## The task
The lines below may contain the word "true". Please count those that do and give the number alone.

## The data
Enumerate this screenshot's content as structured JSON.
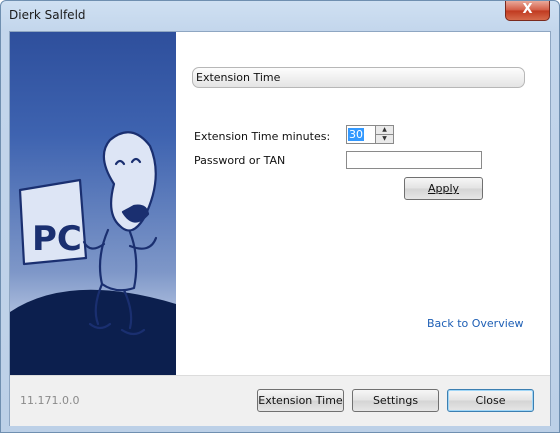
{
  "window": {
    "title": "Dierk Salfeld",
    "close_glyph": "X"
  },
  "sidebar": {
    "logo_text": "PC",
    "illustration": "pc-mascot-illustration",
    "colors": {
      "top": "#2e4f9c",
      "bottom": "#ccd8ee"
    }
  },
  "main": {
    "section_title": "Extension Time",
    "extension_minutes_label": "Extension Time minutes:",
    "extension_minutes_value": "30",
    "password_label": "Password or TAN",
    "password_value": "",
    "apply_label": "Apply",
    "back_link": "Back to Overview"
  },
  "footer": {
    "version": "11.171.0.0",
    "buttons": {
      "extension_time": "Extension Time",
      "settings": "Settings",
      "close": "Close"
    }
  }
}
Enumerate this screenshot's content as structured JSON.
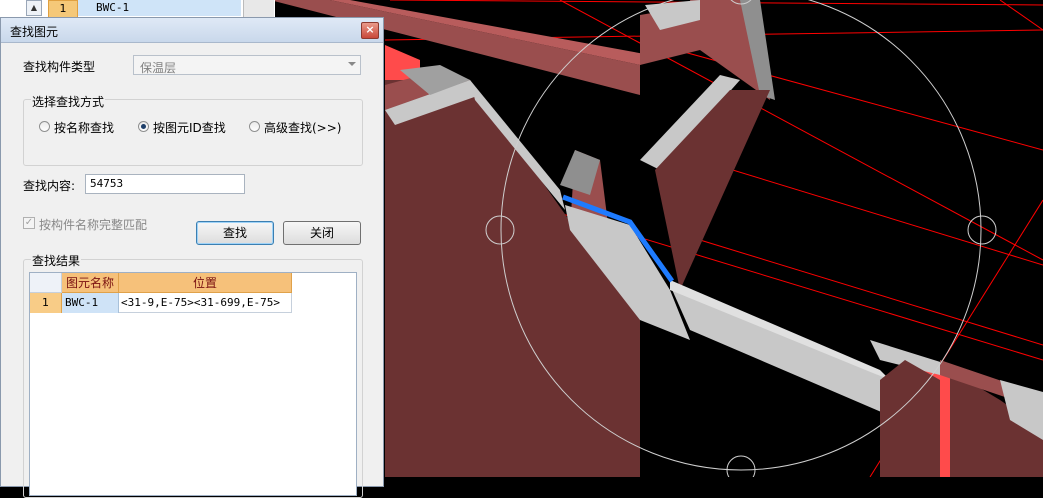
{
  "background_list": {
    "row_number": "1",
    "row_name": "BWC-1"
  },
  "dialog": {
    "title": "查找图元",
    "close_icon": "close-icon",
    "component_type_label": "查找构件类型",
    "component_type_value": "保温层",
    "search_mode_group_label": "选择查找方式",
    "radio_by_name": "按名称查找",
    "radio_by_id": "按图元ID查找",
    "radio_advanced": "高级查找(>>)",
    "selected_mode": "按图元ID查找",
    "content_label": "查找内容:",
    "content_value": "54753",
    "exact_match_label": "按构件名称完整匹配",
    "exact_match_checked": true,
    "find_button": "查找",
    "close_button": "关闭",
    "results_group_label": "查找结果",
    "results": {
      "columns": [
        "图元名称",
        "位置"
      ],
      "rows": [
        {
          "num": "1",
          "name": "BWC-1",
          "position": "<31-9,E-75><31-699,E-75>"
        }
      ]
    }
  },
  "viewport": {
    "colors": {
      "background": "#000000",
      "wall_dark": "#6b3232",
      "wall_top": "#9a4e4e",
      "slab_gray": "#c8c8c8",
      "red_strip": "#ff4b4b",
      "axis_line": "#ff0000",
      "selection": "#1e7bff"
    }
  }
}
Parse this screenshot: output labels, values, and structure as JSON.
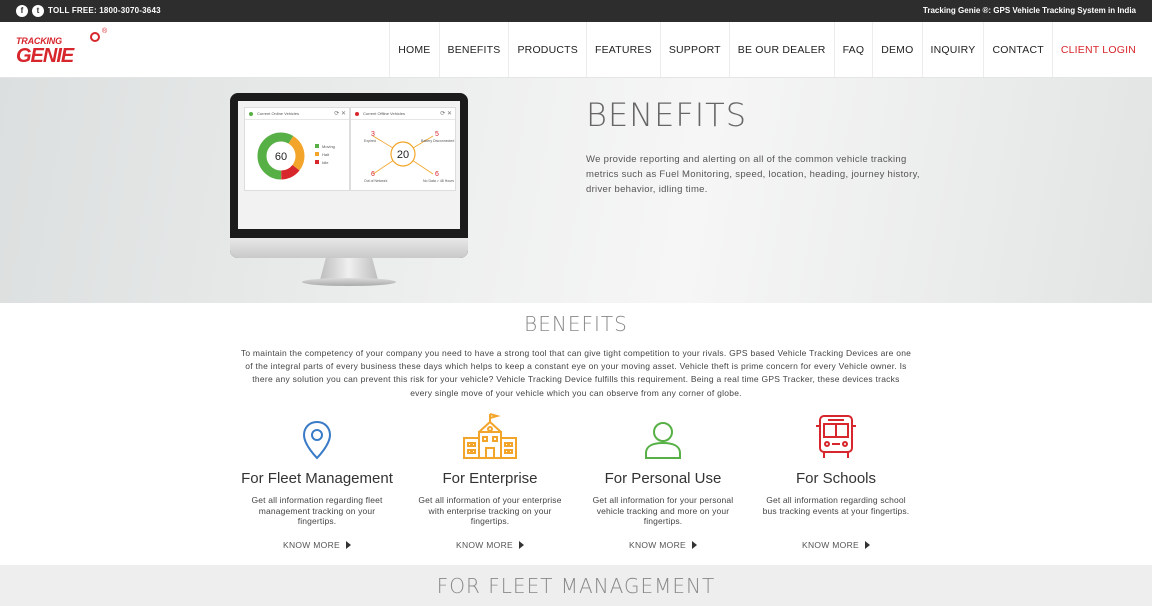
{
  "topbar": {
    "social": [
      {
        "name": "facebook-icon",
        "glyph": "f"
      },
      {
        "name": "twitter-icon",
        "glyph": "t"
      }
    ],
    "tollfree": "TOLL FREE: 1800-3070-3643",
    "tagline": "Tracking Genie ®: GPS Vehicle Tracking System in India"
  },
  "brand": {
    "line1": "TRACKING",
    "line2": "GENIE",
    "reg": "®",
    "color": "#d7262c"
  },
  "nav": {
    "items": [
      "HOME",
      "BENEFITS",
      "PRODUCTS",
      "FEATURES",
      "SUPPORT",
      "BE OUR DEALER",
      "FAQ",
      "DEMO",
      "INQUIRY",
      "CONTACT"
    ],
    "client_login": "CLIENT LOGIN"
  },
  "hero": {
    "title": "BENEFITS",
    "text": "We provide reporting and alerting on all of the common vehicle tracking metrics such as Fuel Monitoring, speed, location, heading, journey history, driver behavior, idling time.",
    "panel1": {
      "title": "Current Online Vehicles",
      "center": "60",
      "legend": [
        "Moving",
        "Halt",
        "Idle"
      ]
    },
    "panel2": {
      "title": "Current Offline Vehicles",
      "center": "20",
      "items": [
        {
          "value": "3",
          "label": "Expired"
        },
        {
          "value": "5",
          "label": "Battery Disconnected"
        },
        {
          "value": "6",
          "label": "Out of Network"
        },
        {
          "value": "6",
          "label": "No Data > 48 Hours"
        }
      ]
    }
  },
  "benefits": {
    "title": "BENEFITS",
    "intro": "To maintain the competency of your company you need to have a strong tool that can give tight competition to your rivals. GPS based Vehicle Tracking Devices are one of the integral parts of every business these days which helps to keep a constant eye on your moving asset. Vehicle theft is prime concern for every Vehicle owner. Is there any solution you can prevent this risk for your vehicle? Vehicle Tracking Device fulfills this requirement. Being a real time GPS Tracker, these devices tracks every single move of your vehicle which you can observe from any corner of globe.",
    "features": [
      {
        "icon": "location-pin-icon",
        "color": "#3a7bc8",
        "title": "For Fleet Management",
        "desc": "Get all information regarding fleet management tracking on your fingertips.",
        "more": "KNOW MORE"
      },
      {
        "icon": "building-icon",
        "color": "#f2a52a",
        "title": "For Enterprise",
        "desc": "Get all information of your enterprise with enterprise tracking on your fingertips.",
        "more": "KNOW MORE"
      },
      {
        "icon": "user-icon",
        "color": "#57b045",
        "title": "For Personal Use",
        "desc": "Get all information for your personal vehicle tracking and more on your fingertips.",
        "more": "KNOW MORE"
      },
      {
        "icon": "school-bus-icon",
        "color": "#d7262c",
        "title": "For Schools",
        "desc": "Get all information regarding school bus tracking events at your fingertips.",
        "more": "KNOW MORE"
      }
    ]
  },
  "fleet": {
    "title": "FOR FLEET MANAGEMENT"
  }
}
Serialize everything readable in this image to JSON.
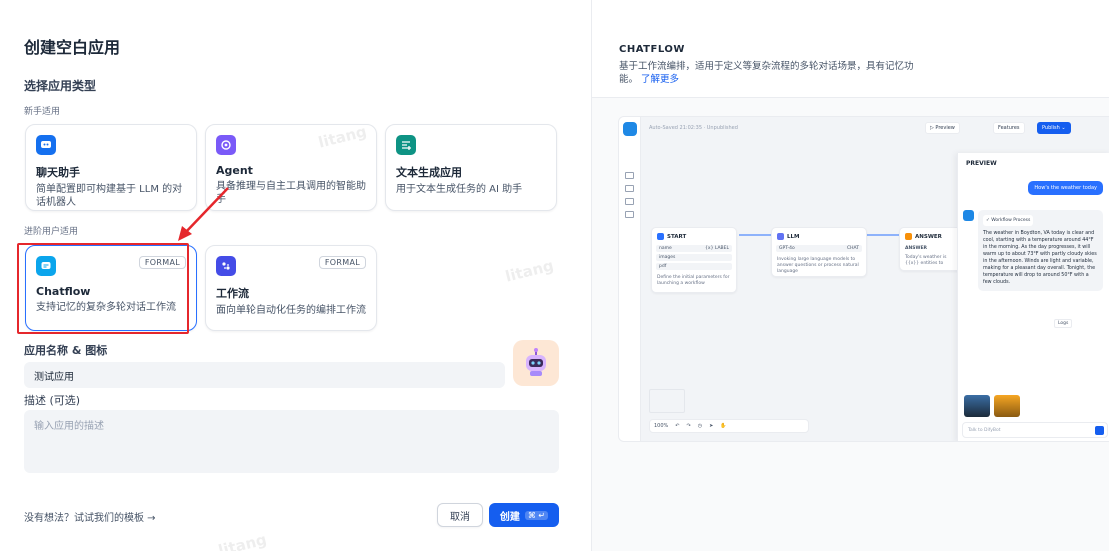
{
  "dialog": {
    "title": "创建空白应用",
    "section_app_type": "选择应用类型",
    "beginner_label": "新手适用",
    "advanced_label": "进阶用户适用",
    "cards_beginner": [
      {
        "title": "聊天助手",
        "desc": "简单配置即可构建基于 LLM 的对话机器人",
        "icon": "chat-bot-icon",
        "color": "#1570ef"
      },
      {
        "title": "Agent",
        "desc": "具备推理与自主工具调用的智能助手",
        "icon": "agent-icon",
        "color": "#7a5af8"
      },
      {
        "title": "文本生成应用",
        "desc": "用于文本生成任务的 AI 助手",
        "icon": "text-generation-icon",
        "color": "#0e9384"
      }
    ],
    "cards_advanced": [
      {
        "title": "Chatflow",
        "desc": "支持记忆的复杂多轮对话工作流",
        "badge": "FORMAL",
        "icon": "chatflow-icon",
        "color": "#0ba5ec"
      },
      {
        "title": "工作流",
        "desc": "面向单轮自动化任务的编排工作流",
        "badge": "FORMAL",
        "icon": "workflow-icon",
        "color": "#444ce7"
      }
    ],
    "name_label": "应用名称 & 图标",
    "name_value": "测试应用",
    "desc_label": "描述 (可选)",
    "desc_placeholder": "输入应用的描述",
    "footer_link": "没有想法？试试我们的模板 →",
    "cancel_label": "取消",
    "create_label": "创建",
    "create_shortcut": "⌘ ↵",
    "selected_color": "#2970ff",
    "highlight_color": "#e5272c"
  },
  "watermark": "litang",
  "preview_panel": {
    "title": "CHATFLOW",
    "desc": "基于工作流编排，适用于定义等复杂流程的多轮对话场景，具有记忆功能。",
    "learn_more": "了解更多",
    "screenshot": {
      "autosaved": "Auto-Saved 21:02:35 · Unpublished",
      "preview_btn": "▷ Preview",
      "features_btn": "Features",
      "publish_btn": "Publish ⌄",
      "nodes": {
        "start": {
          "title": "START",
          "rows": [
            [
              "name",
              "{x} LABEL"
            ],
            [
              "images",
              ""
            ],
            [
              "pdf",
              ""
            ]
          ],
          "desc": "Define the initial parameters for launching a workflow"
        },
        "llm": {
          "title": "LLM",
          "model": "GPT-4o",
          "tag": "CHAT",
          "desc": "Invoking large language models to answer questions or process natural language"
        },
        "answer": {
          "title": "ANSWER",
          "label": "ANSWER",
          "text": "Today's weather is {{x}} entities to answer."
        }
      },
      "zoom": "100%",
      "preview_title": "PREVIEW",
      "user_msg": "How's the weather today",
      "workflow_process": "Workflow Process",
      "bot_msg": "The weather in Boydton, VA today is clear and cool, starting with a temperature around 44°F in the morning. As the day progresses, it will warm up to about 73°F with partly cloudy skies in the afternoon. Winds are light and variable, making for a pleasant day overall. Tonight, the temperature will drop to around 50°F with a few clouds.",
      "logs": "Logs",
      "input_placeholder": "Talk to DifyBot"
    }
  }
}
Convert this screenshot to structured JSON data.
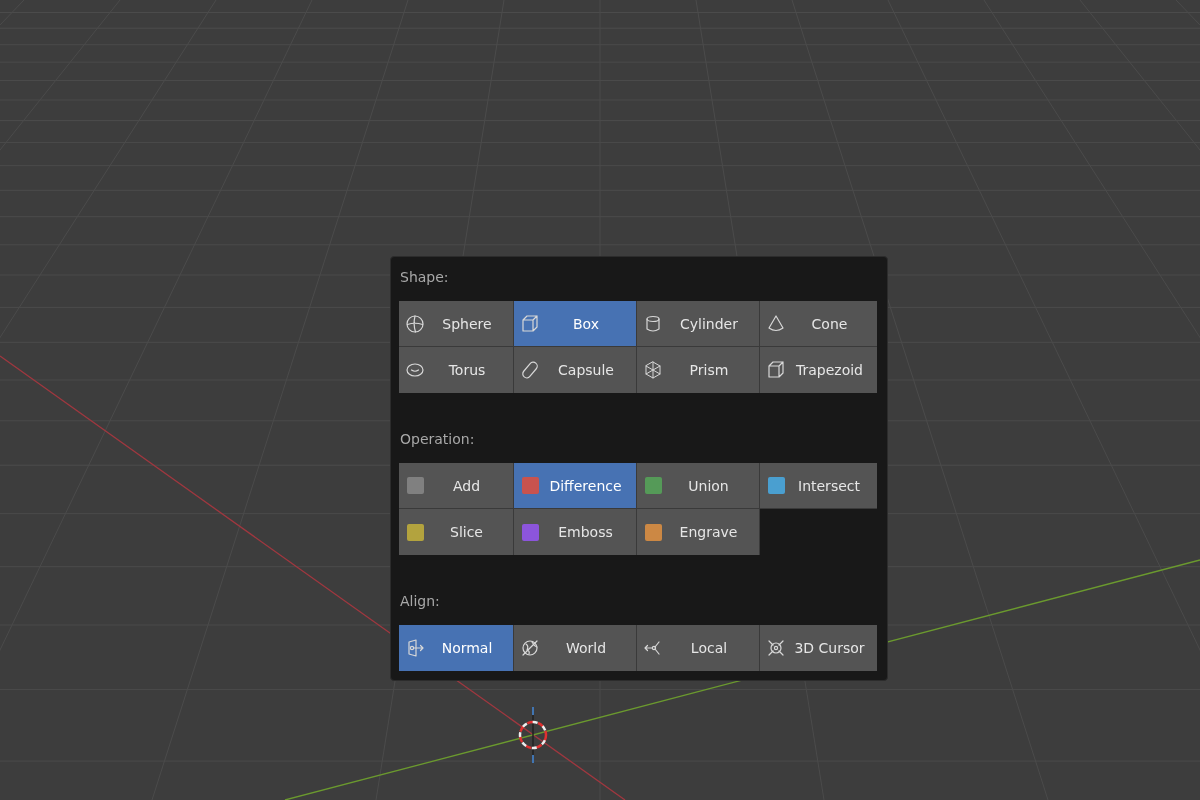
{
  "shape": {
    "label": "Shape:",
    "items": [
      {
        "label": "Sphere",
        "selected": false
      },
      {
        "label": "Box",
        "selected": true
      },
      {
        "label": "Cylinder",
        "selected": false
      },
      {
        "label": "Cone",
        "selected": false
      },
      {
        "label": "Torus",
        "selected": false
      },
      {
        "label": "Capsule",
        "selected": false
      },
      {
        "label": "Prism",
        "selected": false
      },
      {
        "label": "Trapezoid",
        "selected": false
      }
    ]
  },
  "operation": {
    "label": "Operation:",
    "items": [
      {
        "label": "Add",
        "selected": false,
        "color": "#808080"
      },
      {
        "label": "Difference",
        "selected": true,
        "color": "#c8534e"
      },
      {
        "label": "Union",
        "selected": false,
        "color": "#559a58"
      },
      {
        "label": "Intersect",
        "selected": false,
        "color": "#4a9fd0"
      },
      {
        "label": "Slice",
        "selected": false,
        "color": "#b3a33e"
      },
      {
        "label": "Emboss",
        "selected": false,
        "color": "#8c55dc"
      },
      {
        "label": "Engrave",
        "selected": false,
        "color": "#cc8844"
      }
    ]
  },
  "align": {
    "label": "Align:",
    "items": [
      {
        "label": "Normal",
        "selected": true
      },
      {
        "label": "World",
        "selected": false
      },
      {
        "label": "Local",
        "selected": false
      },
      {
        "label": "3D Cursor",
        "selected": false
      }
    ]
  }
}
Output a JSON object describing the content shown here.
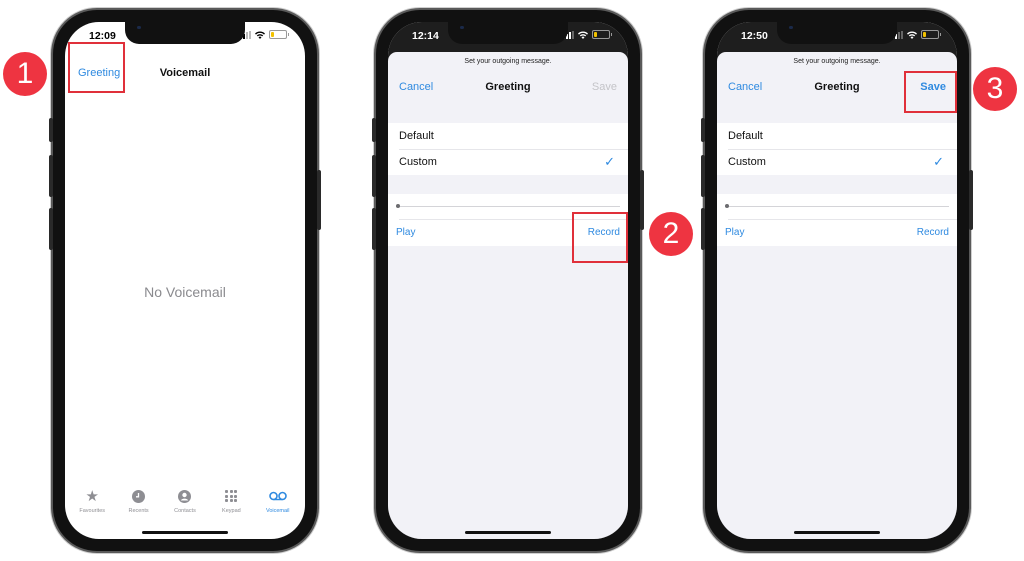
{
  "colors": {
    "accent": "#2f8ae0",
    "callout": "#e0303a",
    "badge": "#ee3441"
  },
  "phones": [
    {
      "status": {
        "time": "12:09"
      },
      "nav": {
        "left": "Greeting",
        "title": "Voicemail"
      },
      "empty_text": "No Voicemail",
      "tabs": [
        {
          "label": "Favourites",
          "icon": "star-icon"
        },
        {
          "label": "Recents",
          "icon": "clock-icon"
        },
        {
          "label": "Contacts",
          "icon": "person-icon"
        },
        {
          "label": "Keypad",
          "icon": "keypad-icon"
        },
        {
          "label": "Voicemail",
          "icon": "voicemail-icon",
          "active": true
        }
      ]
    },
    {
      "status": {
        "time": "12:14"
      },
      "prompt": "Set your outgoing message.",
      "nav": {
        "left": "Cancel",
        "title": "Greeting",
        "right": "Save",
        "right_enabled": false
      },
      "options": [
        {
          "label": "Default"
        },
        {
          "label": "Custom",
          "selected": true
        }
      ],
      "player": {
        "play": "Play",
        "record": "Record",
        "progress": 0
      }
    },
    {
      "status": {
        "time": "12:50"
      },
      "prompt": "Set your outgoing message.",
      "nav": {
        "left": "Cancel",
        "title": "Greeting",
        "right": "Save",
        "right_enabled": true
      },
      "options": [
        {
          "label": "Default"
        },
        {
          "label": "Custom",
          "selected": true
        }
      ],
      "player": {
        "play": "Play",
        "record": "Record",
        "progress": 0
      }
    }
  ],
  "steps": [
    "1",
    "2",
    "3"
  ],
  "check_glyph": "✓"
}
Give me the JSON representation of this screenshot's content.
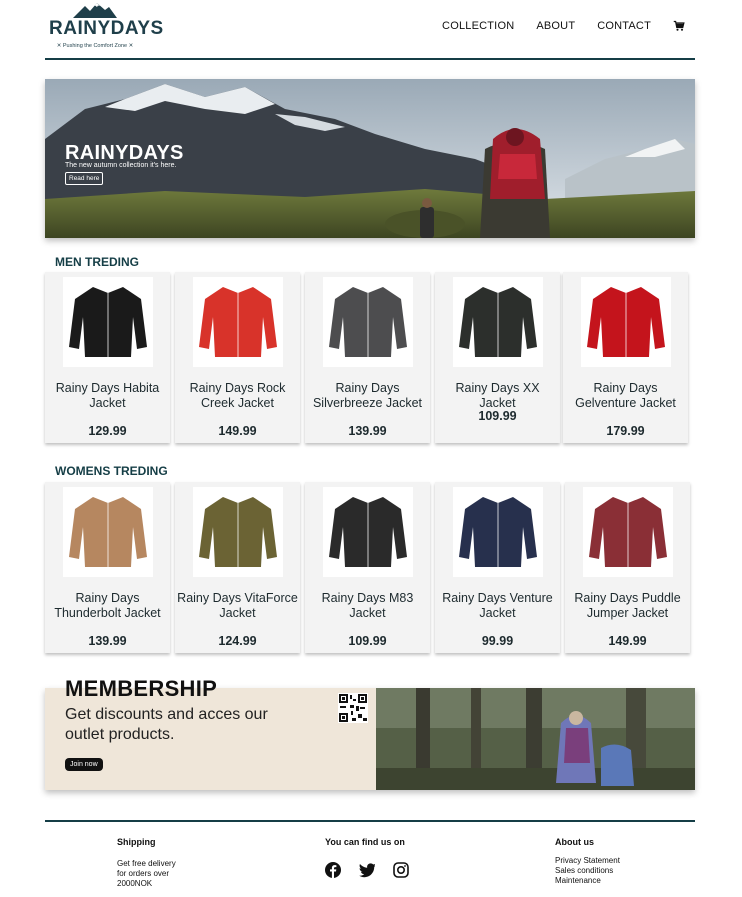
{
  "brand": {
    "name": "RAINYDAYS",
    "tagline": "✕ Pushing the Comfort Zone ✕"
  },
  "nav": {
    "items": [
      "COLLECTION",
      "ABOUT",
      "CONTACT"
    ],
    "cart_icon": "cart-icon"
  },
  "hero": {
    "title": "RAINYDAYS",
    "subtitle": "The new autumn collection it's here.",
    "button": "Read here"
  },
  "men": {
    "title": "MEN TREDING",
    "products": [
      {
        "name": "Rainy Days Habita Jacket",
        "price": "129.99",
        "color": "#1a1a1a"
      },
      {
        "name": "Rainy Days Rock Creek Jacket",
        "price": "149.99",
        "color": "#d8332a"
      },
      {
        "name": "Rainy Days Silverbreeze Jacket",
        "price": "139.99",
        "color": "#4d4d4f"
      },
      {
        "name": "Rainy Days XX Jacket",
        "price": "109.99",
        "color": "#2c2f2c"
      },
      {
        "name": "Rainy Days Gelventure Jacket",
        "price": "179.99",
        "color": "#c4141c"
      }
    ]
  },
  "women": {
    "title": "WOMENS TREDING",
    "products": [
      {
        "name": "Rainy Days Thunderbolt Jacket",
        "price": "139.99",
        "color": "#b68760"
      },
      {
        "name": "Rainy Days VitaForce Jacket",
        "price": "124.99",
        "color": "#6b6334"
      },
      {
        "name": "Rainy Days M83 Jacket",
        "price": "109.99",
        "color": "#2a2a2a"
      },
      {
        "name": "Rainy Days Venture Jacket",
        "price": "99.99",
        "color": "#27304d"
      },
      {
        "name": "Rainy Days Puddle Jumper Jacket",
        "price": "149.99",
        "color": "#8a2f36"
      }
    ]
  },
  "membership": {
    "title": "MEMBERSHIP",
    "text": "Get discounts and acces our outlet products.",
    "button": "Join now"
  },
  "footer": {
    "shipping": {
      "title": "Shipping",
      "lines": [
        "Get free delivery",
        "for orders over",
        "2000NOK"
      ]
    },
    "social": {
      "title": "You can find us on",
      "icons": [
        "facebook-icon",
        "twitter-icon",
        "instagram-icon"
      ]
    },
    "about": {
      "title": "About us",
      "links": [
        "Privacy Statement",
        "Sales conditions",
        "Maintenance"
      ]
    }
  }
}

## The answer
8